> **PROBLEM DESCRIPTION**: Copy exactly the lines starting at the one that contains "Output a JSON" and running through the end of the material below. Exclude any pictures.
--- --- ---
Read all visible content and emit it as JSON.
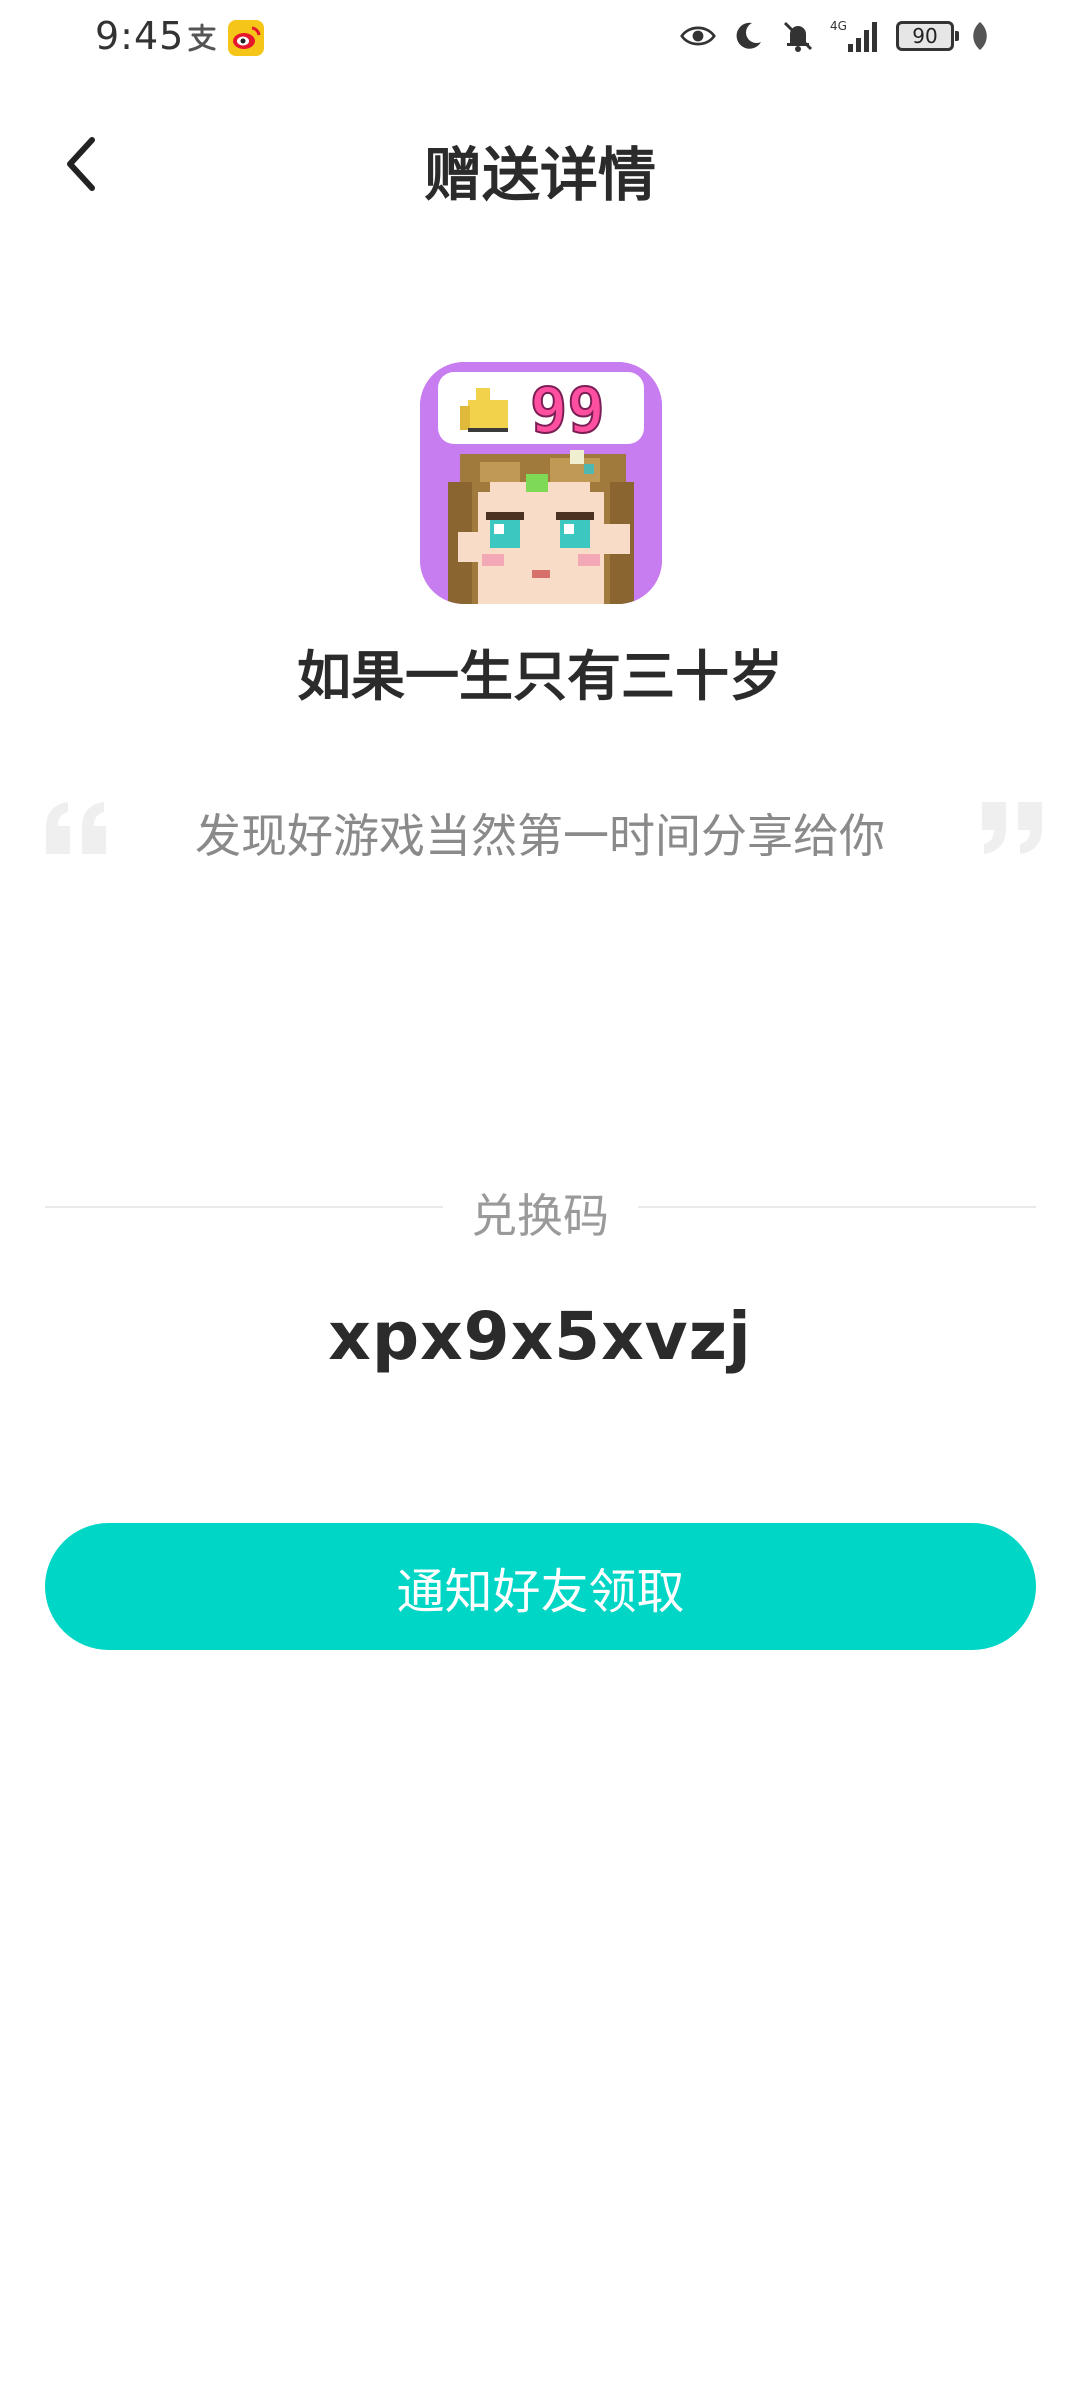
{
  "status_bar": {
    "time": "9:45",
    "battery": "90",
    "network": "4G"
  },
  "header": {
    "title": "赠送详情"
  },
  "game": {
    "name": "如果一生只有三十岁",
    "icon_badge": "99"
  },
  "quote": {
    "text": "发现好游戏当然第一时间分享给你"
  },
  "redeem": {
    "label": "兑换码",
    "code": "xpx9x5xvzj"
  },
  "actions": {
    "notify_label": "通知好友领取"
  },
  "colors": {
    "accent": "#00d6c6",
    "text_primary": "#2b2b2b",
    "text_secondary": "#8a8a8a",
    "icon_bg": "#c77cf0"
  }
}
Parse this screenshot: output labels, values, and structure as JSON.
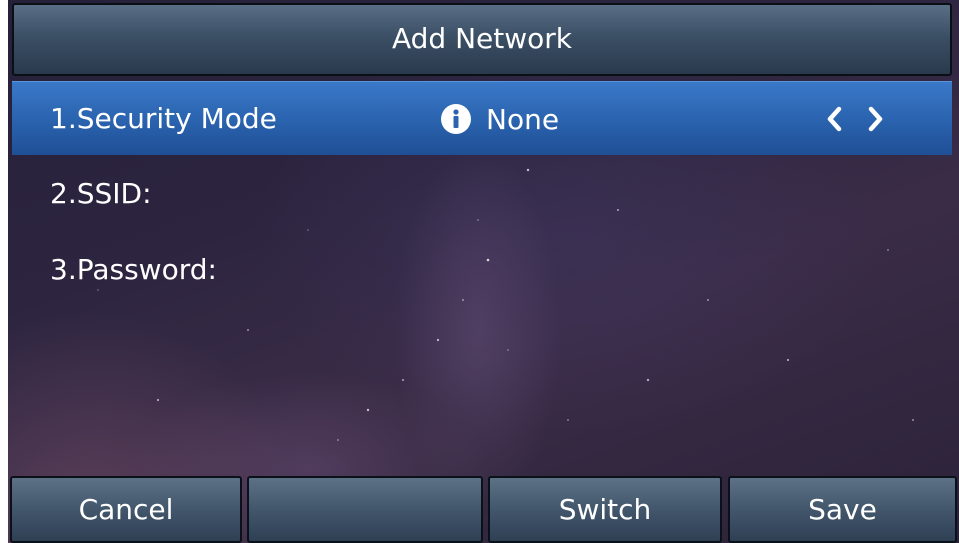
{
  "header": {
    "title": "Add Network"
  },
  "fields": [
    {
      "label": "1.Security Mode",
      "value": "None",
      "icon": "info-icon",
      "selected": true
    },
    {
      "label": "2.SSID:",
      "value": ""
    },
    {
      "label": "3.Password:",
      "value": ""
    }
  ],
  "softkeys": [
    {
      "label": "Cancel"
    },
    {
      "label": ""
    },
    {
      "label": "Switch"
    },
    {
      "label": "Save"
    }
  ],
  "colors": {
    "selection": "#2b64b0",
    "bar": "#3b4f65",
    "text": "#ffffff"
  }
}
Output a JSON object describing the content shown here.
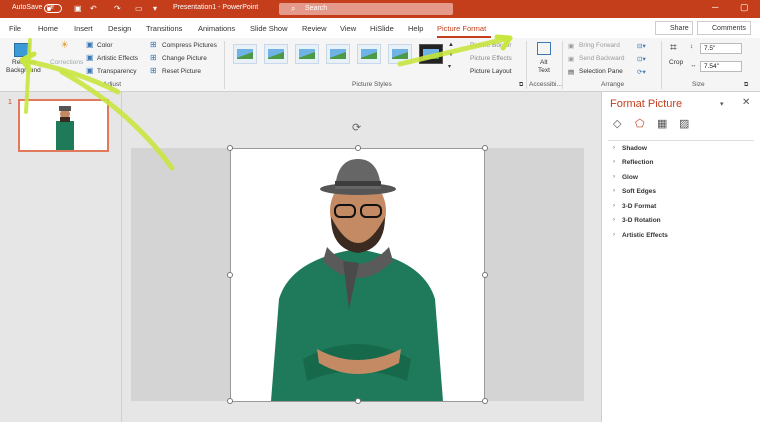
{
  "titlebar": {
    "autosave": "AutoSave",
    "toggle_state": "Off",
    "doc_title": "Presentation1 - PowerPoint",
    "search_placeholder": "Search"
  },
  "tabs": [
    "File",
    "Home",
    "Insert",
    "Design",
    "Transitions",
    "Animations",
    "Slide Show",
    "Review",
    "View",
    "HiSlide",
    "Help",
    "Picture Format"
  ],
  "active_tab": "Picture Format",
  "share_label": "Share",
  "comments_label": "Comments",
  "ribbon": {
    "remove_bg": [
      "Remove",
      "Background"
    ],
    "corrections": "Corrections",
    "color": "Color",
    "artistic": "Artistic Effects",
    "transparency": "Transparency",
    "compress": "Compress Pictures",
    "change": "Change Picture",
    "reset": "Reset Picture",
    "group_adjust": "Adjust",
    "group_styles": "Picture Styles",
    "border": "Picture Border",
    "effects": "Picture Effects",
    "layout": "Picture Layout",
    "alt_text": [
      "Alt",
      "Text"
    ],
    "group_access": "Accessibi...",
    "bring_forward": "Bring Forward",
    "send_backward": "Send Backward",
    "selection_pane": "Selection Pane",
    "group_arrange": "Arrange",
    "crop": "Crop",
    "height": "7.5\"",
    "width": "7.54\"",
    "group_size": "Size"
  },
  "slide_number": "1",
  "format_pane": {
    "title": "Format Picture",
    "items": [
      "Shadow",
      "Reflection",
      "Glow",
      "Soft Edges",
      "3-D Format",
      "3-D Rotation",
      "Artistic Effects"
    ]
  },
  "colors": {
    "accent": "#c43e1c",
    "highlight": "#c8e640"
  }
}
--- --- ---
> **ANSWER TO THIS EXERCISE**:
Output a JSON object describing the content shown here.
{
  "titlebar": {
    "autosave": "AutoSave",
    "toggle_state": "Off",
    "doc_title": "Presentation1 - PowerPoint",
    "search_placeholder": "Search"
  },
  "tabs": [
    "File",
    "Home",
    "Insert",
    "Design",
    "Transitions",
    "Animations",
    "Slide Show",
    "Review",
    "View",
    "HiSlide",
    "Help",
    "Picture Format"
  ],
  "active_tab": "Picture Format",
  "share_label": "Share",
  "comments_label": "Comments",
  "ribbon": {
    "remove_bg": [
      "Remove",
      "Background"
    ],
    "corrections": "Corrections",
    "color": "Color",
    "artistic": "Artistic Effects",
    "transparency": "Transparency",
    "compress": "Compress Pictures",
    "change": "Change Picture",
    "reset": "Reset Picture",
    "group_adjust": "Adjust",
    "group_styles": "Picture Styles",
    "border": "Picture Border",
    "effects": "Picture Effects",
    "layout": "Picture Layout",
    "alt_text": [
      "Alt",
      "Text"
    ],
    "group_access": "Accessibi...",
    "bring_forward": "Bring Forward",
    "send_backward": "Send Backward",
    "selection_pane": "Selection Pane",
    "group_arrange": "Arrange",
    "crop": "Crop",
    "height": "7.5\"",
    "width": "7.54\"",
    "group_size": "Size"
  },
  "slide_number": "1",
  "format_pane": {
    "title": "Format Picture",
    "items": [
      "Shadow",
      "Reflection",
      "Glow",
      "Soft Edges",
      "3-D Format",
      "3-D Rotation",
      "Artistic Effects"
    ]
  },
  "colors": {
    "accent": "#c43e1c",
    "highlight": "#c8e640"
  }
}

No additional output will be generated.